Label reading: When same is not the same

Whether you are starting out on a gluten-free diet or a “seasoned veteran”, there is no escaping label reading. As a mother of a celiac child for over a decade, I can’t expound on the importance of label reading.

In a global city like Singapore where grocery shelves abound with products from all over the world, Careful label reading is imperative on a gluten free diet! Five years in Singapore has taught me never to get overly comfortable with the products I buy – formulas change, suppliers change, and one cannot simply rely on mere recognition of the product (even one you have been using for years).

The same product often can have a different recipe and different allergens depending on where they are manufactured due to local availability of products, production lines in a facility, and cultural preferences. Also, many major food companies such as ConAgra and Kellogg’s have manufacturing plants all over the world.

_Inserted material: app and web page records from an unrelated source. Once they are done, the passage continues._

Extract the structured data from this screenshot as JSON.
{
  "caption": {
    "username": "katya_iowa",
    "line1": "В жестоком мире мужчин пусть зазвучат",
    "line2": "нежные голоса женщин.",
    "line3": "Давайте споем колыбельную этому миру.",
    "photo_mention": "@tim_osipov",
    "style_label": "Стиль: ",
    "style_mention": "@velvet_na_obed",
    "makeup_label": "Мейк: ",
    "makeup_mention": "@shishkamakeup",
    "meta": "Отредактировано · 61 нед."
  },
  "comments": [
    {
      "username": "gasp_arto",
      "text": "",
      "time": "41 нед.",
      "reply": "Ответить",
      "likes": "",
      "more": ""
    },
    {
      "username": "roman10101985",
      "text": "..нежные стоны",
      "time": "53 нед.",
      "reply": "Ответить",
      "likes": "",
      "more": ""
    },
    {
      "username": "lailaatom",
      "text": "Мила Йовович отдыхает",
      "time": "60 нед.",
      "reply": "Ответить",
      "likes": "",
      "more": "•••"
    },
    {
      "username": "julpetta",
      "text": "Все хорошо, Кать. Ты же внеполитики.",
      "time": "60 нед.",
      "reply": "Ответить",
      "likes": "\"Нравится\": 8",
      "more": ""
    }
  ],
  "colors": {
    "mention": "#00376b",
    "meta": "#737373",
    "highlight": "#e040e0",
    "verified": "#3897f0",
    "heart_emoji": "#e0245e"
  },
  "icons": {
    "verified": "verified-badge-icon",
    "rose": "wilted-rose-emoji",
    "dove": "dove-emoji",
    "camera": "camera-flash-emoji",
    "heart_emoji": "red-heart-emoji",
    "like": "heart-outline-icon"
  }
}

Sneaky Suspect #1: Pasta Sauce

Big jar, small jar, same thing right? Apparently not! Prego Traditional Pasta Sauce is my go-to pasta sauce when I’m making spaghetti and meatballs for the kids. Careful checking of the ingredients, however, showed me that there were different ingredients and allergens between the large and small jar!

The large family size Prego jar is a product of the USA and has a gluten free label on it whilst the small prego jar is a product of Malaysia and lists gluten on the ingredient list.

Thankfully, careful label checking saved me from a gluten disaster!

The large family Prego jar is a product of the USA and has a bold gluten free label right on the side of the jar.

The small Prego jar was manufactured in Malaysia and lists gluten on the ingredient list.

Sneaky Suspect #2: Cereal

Many assume that since corn is a gluten free grain, corn flakes should be gluten free. Sadly, many cereal manufacturers sweeten their products with barley malt. Although that sounds “healthier” than using refined sugar, using malt adds gluten to the cereal, making it a bad choice for those who can’t ingest gluten.

In the USA and Australia, many major manufacturers have removed barley malt as an ingredient in of their cereals.  Unfortunately, this is not a global change.  Kellogg’s cereal manufactured in South East Asia, for example, lists malt as one of the ingredients.

In other words, you may want to check the ingredients of the cereal box you purchase, especially if you are a fan of (typically) gluten free Rice Krispies.

In conclusion, don’t get too comfortable with the familiar, bring your “magnifying glass”, and always check labels. The extra time in the grocery store will be worth it to avoid getting glutened!


About the Author:

One Degree Gluten Free is Singapore's Hub for Gluten Free Living